IBM's new 'SoulPad' is a virtual computer on a small portable storage device, like a USB key or an MP3 Player. According to IBM, SoulPad "enables a paradigm of mobile computing where a user can suspend his computing environment on one PC and resume it on another PC that he may have never seen before."

New Scientist takes the slightly creepy soul metaphor even further:

"The virtual computer's "soul" - as the researchers dub it - can then be uploaded to a new PC simply by plugging the portable device in. This host machine needs no special software or even a network connection to take on an entirely new personality."

My take: SoulWeb not far off

I can easily envisage a time in the future when we will not require a physical device to store one's computer "soul". I suggest that before long, you will be able to store all of your personal data on the Web. The IBM SoulPad is just an intermediary step towards a SoulWeb. Because why would we need a small mobile device when we can store everything on the Web?

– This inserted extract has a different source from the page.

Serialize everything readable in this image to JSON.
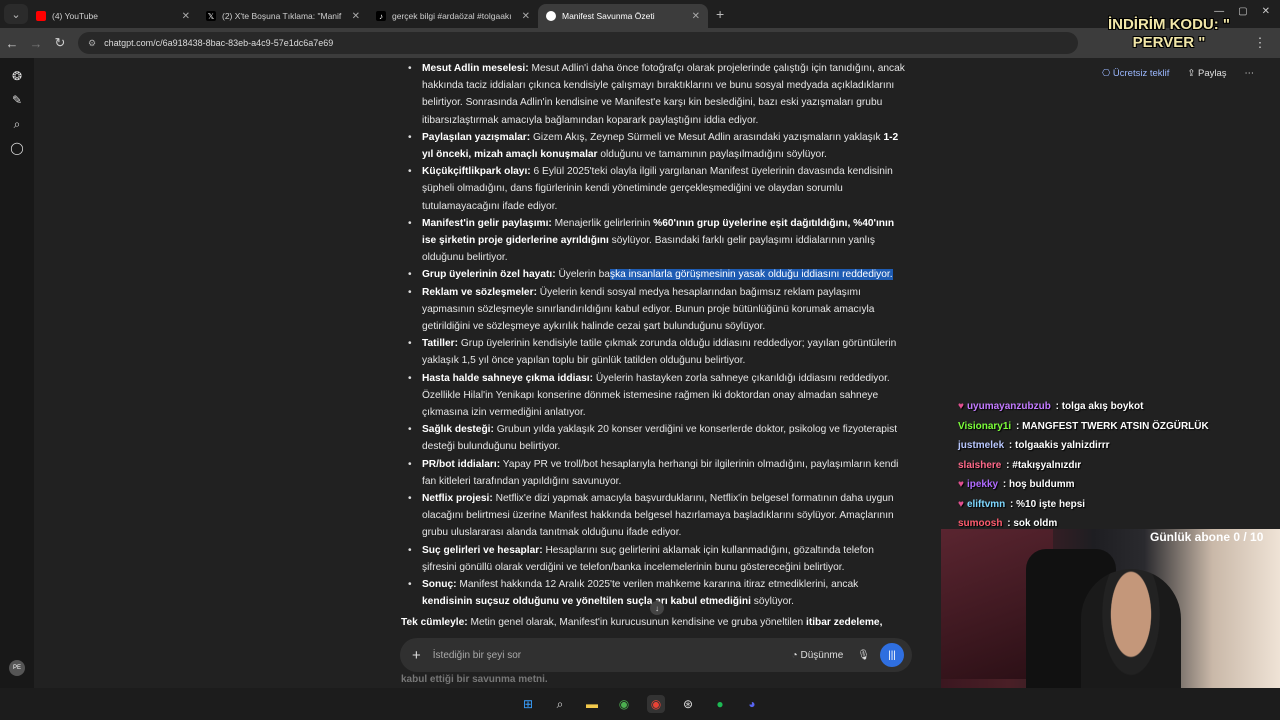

I've been having a very interesting, sci-fi powered, email discussion with someone on this theme (before I heard about the SoulPad). My correspondent contends that we'll always need a physical device to store what he terms the "trust wall" of our data. My contention is that in future there will be no logical reason why even very personal data can't be stored on the Web, provided security and privacy implications have been solved by that point (admittedly that's a 'big if' looking at it with 2005 eyes).

Any fellow SF-minded Webheads out there with an opinion on this?